From Hamlet, what is the literary device in "I do not set my life at a pin's fee"? 

Expert Answers
amarang9 eNotes educator| Certified Educator

This quote is in Act 1, Scene 4. Horatio, Marcellus, and Hamlet are waiting for the ghost to appear. The ghost finally appears and Hamlet addresses it. Hamlet tries to get the ghost to tell him why he is there in the first place: 

Why thy canonized bones, hearsed in death,
Have bursed their cerements, why the sepulchre
Wherein we saw thee quietly inurn'd,
Hath oped his ponderous and marble jaws
To cast thee up again. (I.iv.50-54) 

The ghost does not respond verbally but beckons Hamlet to follow him. Horatio and Marcellus both implore Hamlet not to follow the ghost. Since Hamlet is still full of grief and depressed as a result of his father's death (murder), he finds little to be happy about. Although warned not to follow the ghost, Hamlet remarks that he doesn't value his life very much (on account of his grief and melancholy), therefore why should he fear the ghost.
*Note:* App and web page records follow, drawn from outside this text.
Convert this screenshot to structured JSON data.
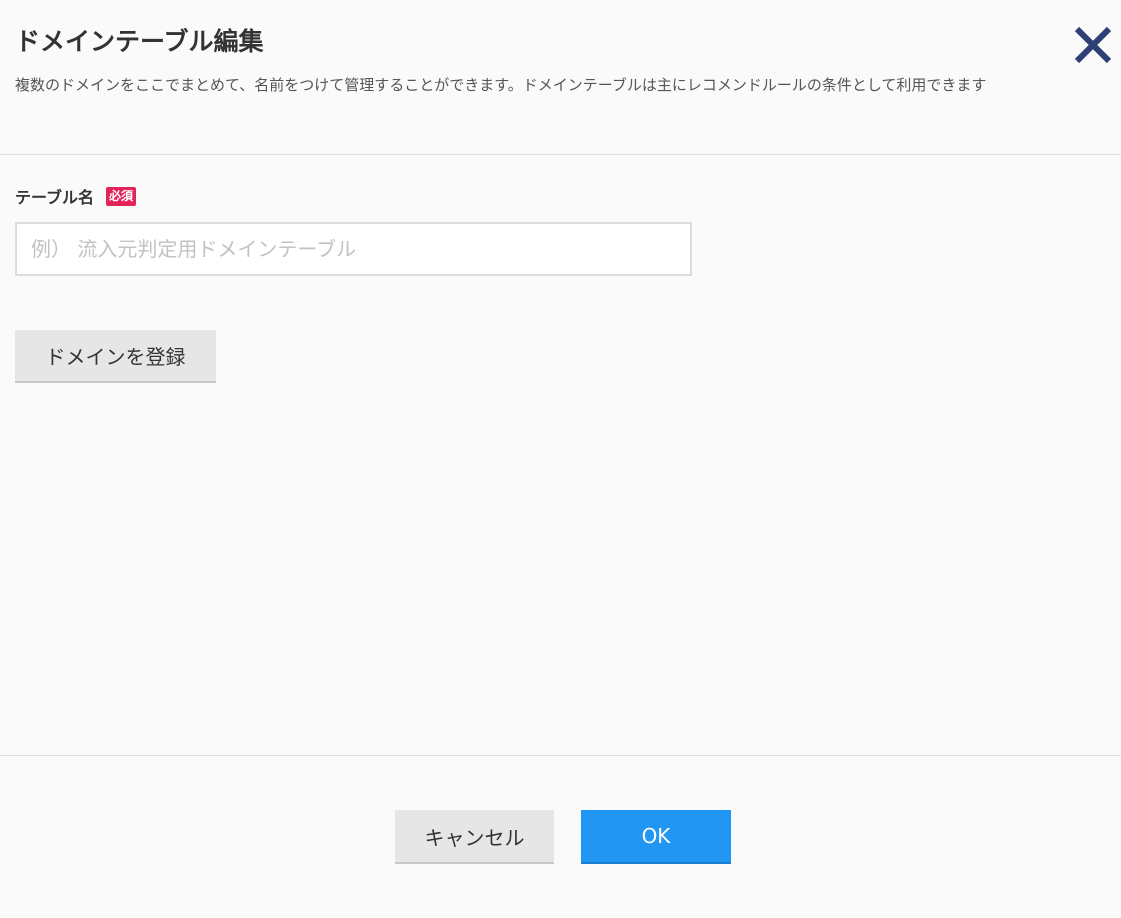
{
  "dialog": {
    "title": "ドメインテーブル編集",
    "description": "複数のドメインをここでまとめて、名前をつけて管理することができます。ドメインテーブルは主にレコメンドルールの条件として利用できます",
    "close_icon": "close-icon"
  },
  "form": {
    "table_name_label": "テーブル名",
    "required_badge": "必須",
    "table_name_value": "",
    "table_name_placeholder": "例） 流入元判定用ドメインテーブル",
    "register_domain_label": "ドメインを登録"
  },
  "footer": {
    "cancel_label": "キャンセル",
    "ok_label": "OK"
  },
  "colors": {
    "close_icon": "#2e3f73",
    "required_badge": "#e3245a",
    "ok_button": "#2196f3",
    "secondary_button": "#e6e6e6",
    "background": "#fafafa"
  }
}
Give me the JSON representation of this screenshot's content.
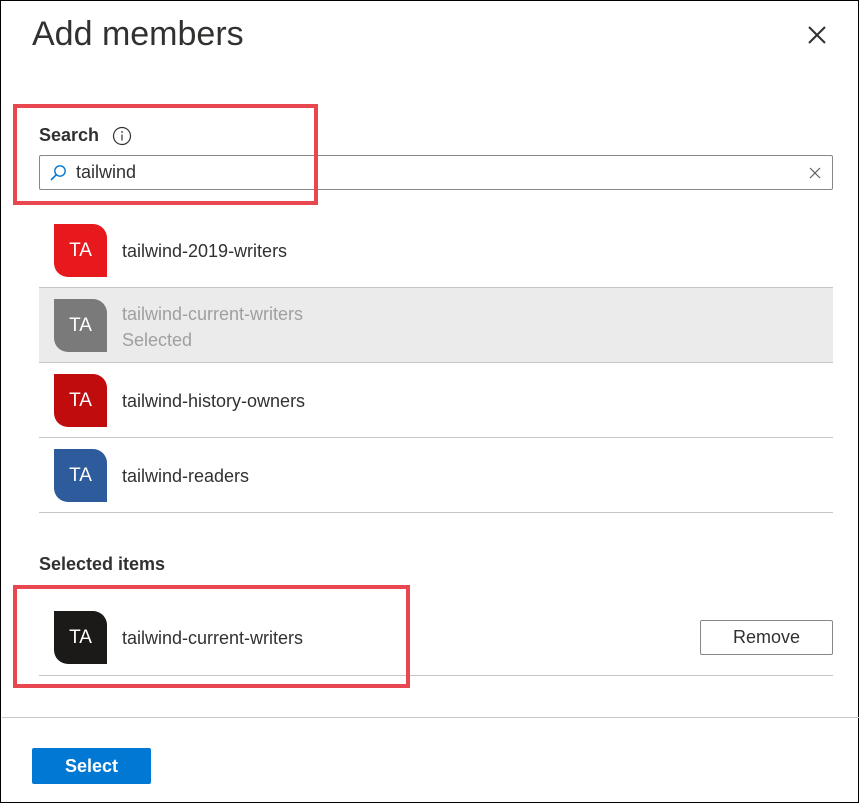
{
  "dialog": {
    "title": "Add members",
    "close_icon": "close-icon"
  },
  "search": {
    "label": "Search",
    "info_icon": "info-icon",
    "search_icon": "search-icon",
    "value": "tailwind",
    "clear_icon": "clear-icon"
  },
  "results": [
    {
      "initials": "TA",
      "name": "tailwind-2019-writers",
      "sub": "",
      "avatar_color": "#e8191c",
      "selected": false
    },
    {
      "initials": "TA",
      "name": "tailwind-current-writers",
      "sub": "Selected",
      "avatar_color": "#7a7a7a",
      "selected": true
    },
    {
      "initials": "TA",
      "name": "tailwind-history-owners",
      "sub": "",
      "avatar_color": "#c10c0e",
      "selected": false
    },
    {
      "initials": "TA",
      "name": "tailwind-readers",
      "sub": "",
      "avatar_color": "#2d5b9c",
      "selected": false
    }
  ],
  "selected_items": {
    "title": "Selected items",
    "items": [
      {
        "initials": "TA",
        "name": "tailwind-current-writers",
        "avatar_color": "#1b1a19",
        "remove_label": "Remove"
      }
    ]
  },
  "footer": {
    "select_label": "Select"
  },
  "colors": {
    "primary": "#0078d4",
    "highlight": "#e8474f"
  }
}
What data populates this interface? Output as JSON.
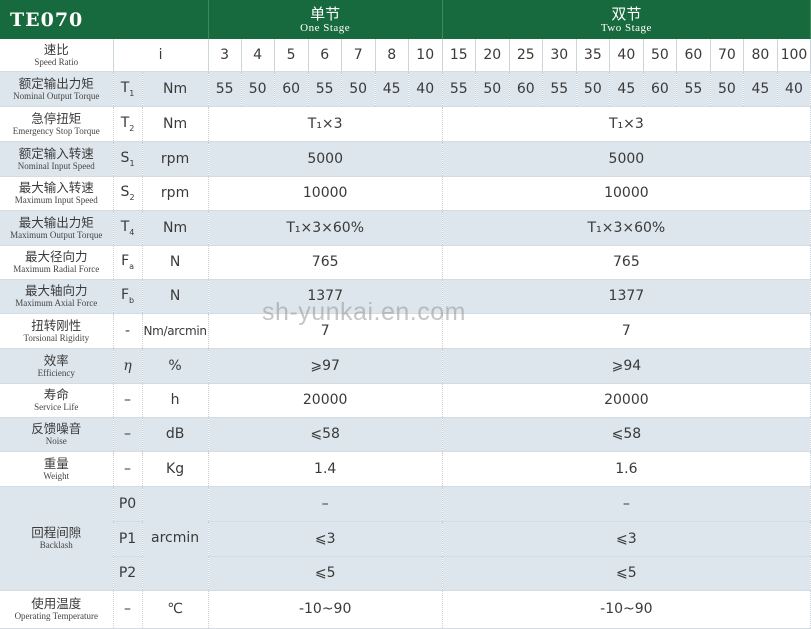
{
  "header": {
    "model": "TE070",
    "one_stage_zh": "单节",
    "one_stage_en": "One Stage",
    "two_stage_zh": "双节",
    "two_stage_en": "Two Stage"
  },
  "rows": {
    "ratio": {
      "zh": "速比",
      "en": "Speed Ratio",
      "sym": "i",
      "values": [
        "3",
        "4",
        "5",
        "6",
        "7",
        "8",
        "10",
        "15",
        "20",
        "25",
        "30",
        "35",
        "40",
        "50",
        "60",
        "70",
        "80",
        "100"
      ]
    },
    "rated_torque": {
      "zh": "额定输出力矩",
      "en": "Nominal Output Torque",
      "sym": "T",
      "sub": "1",
      "unit": "Nm",
      "values": [
        "55",
        "50",
        "60",
        "55",
        "50",
        "45",
        "40",
        "55",
        "50",
        "60",
        "55",
        "50",
        "45",
        "60",
        "55",
        "50",
        "45",
        "40"
      ]
    },
    "emergency": {
      "zh": "急停扭矩",
      "en": "Emergency Stop Torque",
      "sym": "T",
      "sub": "2",
      "unit": "Nm",
      "one": "T₁×3",
      "two": "T₁×3"
    },
    "rated_speed": {
      "zh": "额定输入转速",
      "en": "Nominal Input Speed",
      "sym": "S",
      "sub": "1",
      "unit": "rpm",
      "one": "5000",
      "two": "5000"
    },
    "max_speed": {
      "zh": "最大输入转速",
      "en": "Maximum Input Speed",
      "sym": "S",
      "sub": "2",
      "unit": "rpm",
      "one": "10000",
      "two": "10000"
    },
    "max_torque": {
      "zh": "最大输出力矩",
      "en": "Maximum Output Torque",
      "sym": "T",
      "sub": "4",
      "unit": "Nm",
      "one": "T₁×3×60%",
      "two": "T₁×3×60%"
    },
    "radial": {
      "zh": "最大径向力",
      "en": "Maximum Radial Force",
      "sym": "F",
      "sub": "a",
      "unit": "N",
      "one": "765",
      "two": "765"
    },
    "axial": {
      "zh": "最大轴向力",
      "en": "Maximum Axial Force",
      "sym": "F",
      "sub": "b",
      "unit": "N",
      "one": "1377",
      "two": "1377"
    },
    "rigidity": {
      "zh": "扭转刚性",
      "en": "Torsional Rigidity",
      "sym": "-",
      "unit": "Nm/arcmin",
      "one": "7",
      "two": "7"
    },
    "efficiency": {
      "zh": "效率",
      "en": "Efficiency",
      "sym": "η",
      "unit": "%",
      "one": "⩾97",
      "two": "⩾94"
    },
    "life": {
      "zh": "寿命",
      "en": "Service Life",
      "sym": "–",
      "unit": "h",
      "one": "20000",
      "two": "20000"
    },
    "noise": {
      "zh": "反馈噪音",
      "en": "Noise",
      "sym": "–",
      "unit": "dB",
      "one": "⩽58",
      "two": "⩽58"
    },
    "weight": {
      "zh": "重量",
      "en": "Weight",
      "sym": "–",
      "unit": "Kg",
      "one": "1.4",
      "two": "1.6"
    },
    "backlash": {
      "zh": "回程间隙",
      "en": "Backlash",
      "unit": "arcmin",
      "p0": {
        "label": "P0",
        "one": "–",
        "two": "–"
      },
      "p1": {
        "label": "P1",
        "one": "⩽3",
        "two": "⩽3"
      },
      "p2": {
        "label": "P2",
        "one": "⩽5",
        "two": "⩽5"
      }
    },
    "temperature": {
      "zh": "使用温度",
      "en": "Operating Temperature",
      "sym": "–",
      "unit": "℃",
      "one": "-10~90",
      "two": "-10~90"
    }
  },
  "watermark": "sh-yunkai.en.com"
}
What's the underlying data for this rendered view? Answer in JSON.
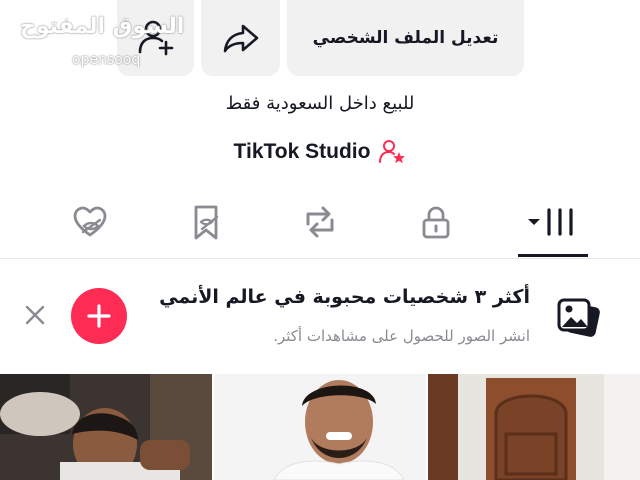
{
  "header": {
    "edit_profile_label": "تعديل الملف الشخصي",
    "share_icon": "share-arrow-icon",
    "add_friend_icon": "add-friend-icon"
  },
  "watermark": {
    "main": "السوق المفتوح",
    "sub": "opensooq"
  },
  "profile": {
    "bio": "للبيع داخل السعودية فقط",
    "studio_label": "TikTok Studio",
    "studio_icon": "creator-star-icon"
  },
  "tabs": [
    {
      "name": "videos",
      "icon": "grid-bars-icon",
      "active": true
    },
    {
      "name": "private",
      "icon": "lock-icon",
      "active": false
    },
    {
      "name": "reposts",
      "icon": "repost-icon",
      "active": false
    },
    {
      "name": "favorites",
      "icon": "bookmark-hidden-icon",
      "active": false
    },
    {
      "name": "liked",
      "icon": "heart-hidden-icon",
      "active": false
    }
  ],
  "promo": {
    "title": "أكثر ٣ شخصيات محبوبة في عالم الأنمي",
    "subtitle": "انشر الصور للحصول على مشاهدات أكثر.",
    "icon": "photo-stack-icon",
    "action_icon": "plus-icon",
    "close_icon": "close-icon"
  },
  "colors": {
    "accent": "#fe2c55",
    "text_primary": "#161823",
    "text_secondary": "#8a8b91",
    "button_bg": "#f1f1f2"
  },
  "thumbnails": [
    {
      "name": "video-thumb-1"
    },
    {
      "name": "video-thumb-2"
    },
    {
      "name": "video-thumb-3"
    }
  ]
}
Hamlet uses hyperbole, an exaggeration, saying he doesn't value his life even at the price of a pin. In other words, Hamlet is saying he has nothing to lose. If he valued his life, he might be a little more cautious about following a ghost. Although Hamlet is quite depressed, it does seem to be an exaggeration (hyperbole) to say that his life isn't even worth the price of a pin.